**Extracted information**
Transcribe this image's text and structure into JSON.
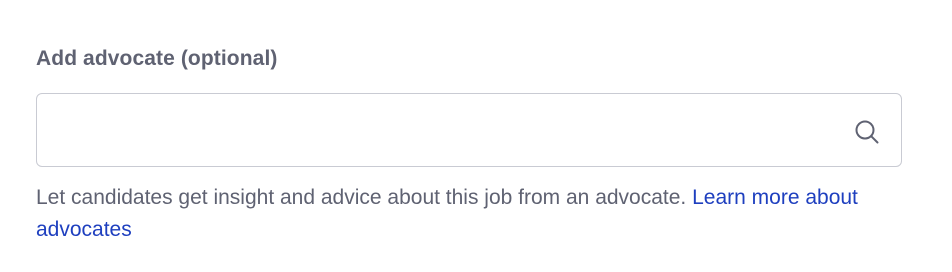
{
  "advocate_field": {
    "label": "Add advocate (optional)",
    "value": "",
    "placeholder": "",
    "icon": "search-icon"
  },
  "helper": {
    "text": "Let candidates get insight and advice about this job from an advocate. ",
    "link_text": "Learn more about advocates"
  },
  "colors": {
    "label_text": "#5f6272",
    "input_border": "#c9cbd3",
    "link": "#1e3fbf",
    "icon": "#5f6272"
  }
}
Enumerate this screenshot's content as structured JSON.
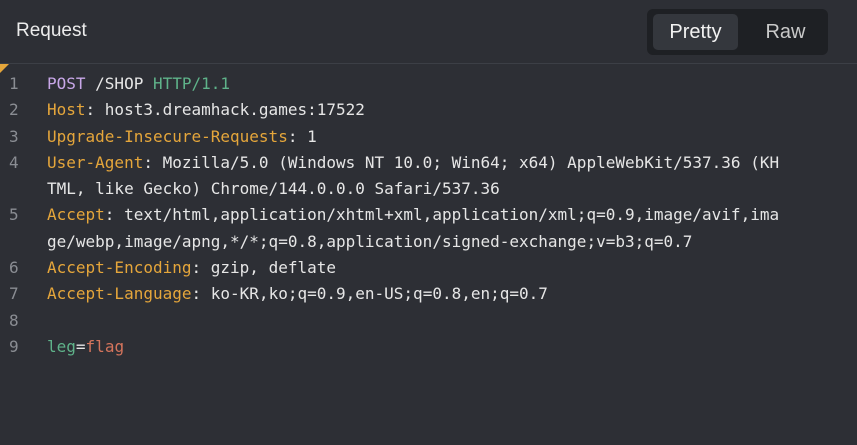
{
  "panel": {
    "title": "Request",
    "view_toggle": {
      "pretty_label": "Pretty",
      "raw_label": "Raw",
      "selected": "Pretty"
    }
  },
  "request": {
    "request_line": {
      "method": "POST",
      "path": " /SHOP ",
      "version": "HTTP/1.1"
    },
    "headers": [
      {
        "name": "Host",
        "value": "host3.dreamhack.games:17522"
      },
      {
        "name": "Upgrade-Insecure-Requests",
        "value": "1"
      },
      {
        "name": "User-Agent",
        "value": "Mozilla/5.0 (Windows NT 10.0; Win64; x64) AppleWebKit/537.36 (KH",
        "value_cont": "TML, like Gecko) Chrome/144.0.0.0 Safari/537.36"
      },
      {
        "name": "Accept",
        "value": "text/html,application/xhtml+xml,application/xml;q=0.9,image/avif,ima",
        "value_cont": "ge/webp,image/apng,*/*;q=0.8,application/signed-exchange;v=b3;q=0.7"
      },
      {
        "name": "Accept-Encoding",
        "value": "gzip, deflate"
      },
      {
        "name": "Accept-Language",
        "value": "ko-KR,ko;q=0.9,en-US;q=0.8,en;q=0.7"
      }
    ],
    "body": {
      "key": "leg",
      "eq": "=",
      "value": "flag"
    },
    "line_numbers": [
      "1",
      "2",
      "3",
      "4",
      "5",
      "6",
      "7",
      "8",
      "9"
    ]
  },
  "colors": {
    "background": "#2d2f35",
    "header_name": "#e5a63b",
    "method": "#c8a7e8",
    "version": "#5fb38a",
    "body_key": "#5fb38a",
    "body_value": "#d4745c"
  }
}
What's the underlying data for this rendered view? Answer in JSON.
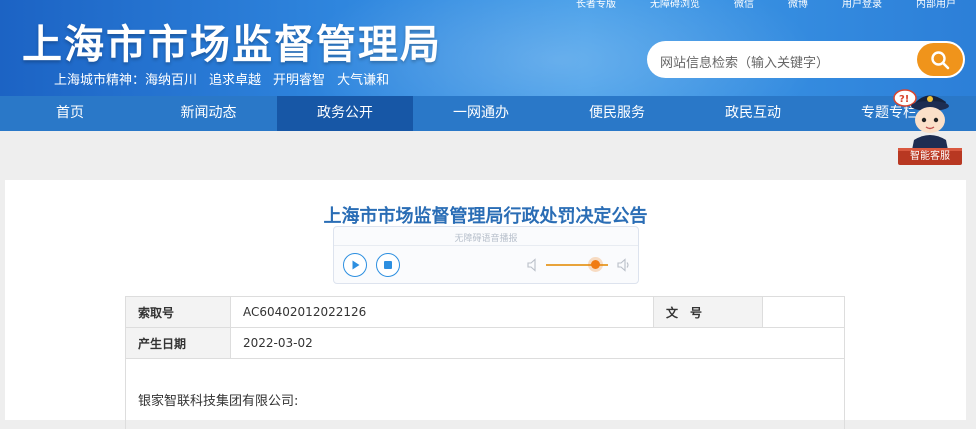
{
  "header": {
    "site_title": "上海市市场监督管理局",
    "slogan_prefix": "上海城市精神：",
    "slogan_items": [
      "海纳百川",
      "追求卓越",
      "开明睿智",
      "大气谦和"
    ],
    "top_links": [
      "长者专版",
      "无障碍浏览",
      "微信",
      "微博",
      "用户登录",
      "内部用户"
    ],
    "search_placeholder": "网站信息检索（输入关键字）"
  },
  "nav": {
    "items": [
      "首页",
      "新闻动态",
      "政务公开",
      "一网通办",
      "便民服务",
      "政民互动",
      "专题专栏"
    ],
    "active_index": 2
  },
  "assistant": {
    "label": "智能客服"
  },
  "document": {
    "title": "上海市市场监督管理局行政处罚决定公告",
    "player_title": "无障碍语音播报",
    "volume_level": 0.8,
    "meta": {
      "index_label": "索取号",
      "index_value": "AC60402012022126",
      "doc_no_label": "文　号",
      "doc_no_value": "",
      "date_label": "产生日期",
      "date_value": "2022-03-02"
    },
    "body_first_line": "银家智联科技集团有限公司:"
  },
  "colors": {
    "header_blue": "#2f86de",
    "nav_blue": "#2a78c8",
    "nav_active": "#1757a6",
    "search_button": "#f0941b",
    "title_blue": "#2a6db5"
  }
}
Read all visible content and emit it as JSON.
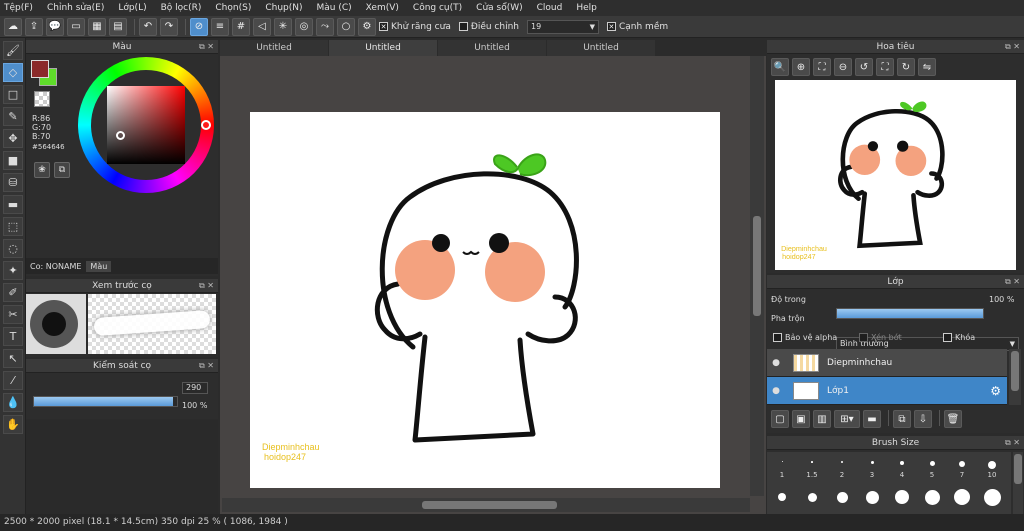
{
  "menu": [
    "Tệp(F)",
    "Chỉnh sửa(E)",
    "Lớp(L)",
    "Bộ lọc(R)",
    "Chọn(S)",
    "Chụp(N)",
    "Màu (C)",
    "Xem(V)",
    "Công cụ(T)",
    "Cửa sổ(W)",
    "Cloud",
    "Help"
  ],
  "toolbar": {
    "antialias_label": "Khử răng cưa",
    "adjust_label": "Điều chỉnh",
    "adjust_value": "19",
    "sharp_edge_label": "Cạnh mềm"
  },
  "color_panel": {
    "title": "Màu",
    "r": "R:86",
    "g": "G:70",
    "b": "B:70",
    "hex": "#564646",
    "tab_label": "Co: NONAME",
    "tab_color": "Màu",
    "current_color": "#564646"
  },
  "brush_preview": {
    "title": "Xem trước cọ"
  },
  "brush_control": {
    "title": "Kiểm soát cọ",
    "size_value": "290",
    "opacity_value": "100 %",
    "size_fraction": 0.97,
    "opacity_fraction": 1.0
  },
  "tabs": [
    "Untitled",
    "Untitled",
    "Untitled",
    "Untitled"
  ],
  "canvas": {
    "signature_line1": "Diepminhchau",
    "signature_line2": "hoidop247"
  },
  "navigator": {
    "title": "Hoa tiêu",
    "signature_line1": "Diepminhchau",
    "signature_line2": "hoidop247"
  },
  "layers": {
    "title": "Lớp",
    "opacity_label": "Độ trong",
    "opacity_value": "100 %",
    "blend_label": "Pha trộn",
    "blend_value": "Bình thường",
    "protect_alpha": "Bảo vệ alpha",
    "clipping": "Xén bớt",
    "lock": "Khóa",
    "items": [
      {
        "name": "Diepminhchau",
        "selected": false
      },
      {
        "name": "Lớp1",
        "selected": true
      }
    ]
  },
  "brush_size": {
    "title": "Brush Size",
    "labels": [
      "1",
      "1.5",
      "2",
      "3",
      "4",
      "5",
      "7",
      "10"
    ]
  },
  "status": "2500 * 2000 pixel  (18.1 * 14.5cm)  350 dpi  25 %  ( 1086, 1984 )"
}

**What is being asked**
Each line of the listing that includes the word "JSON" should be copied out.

**Answer to this task**
Transcribe this image's text and structure into JSON.
Enumerate this screenshot's content as structured JSON.
What's the underlying data for this rendered view? Answer in JSON.
Read all visible content and emit it as JSON.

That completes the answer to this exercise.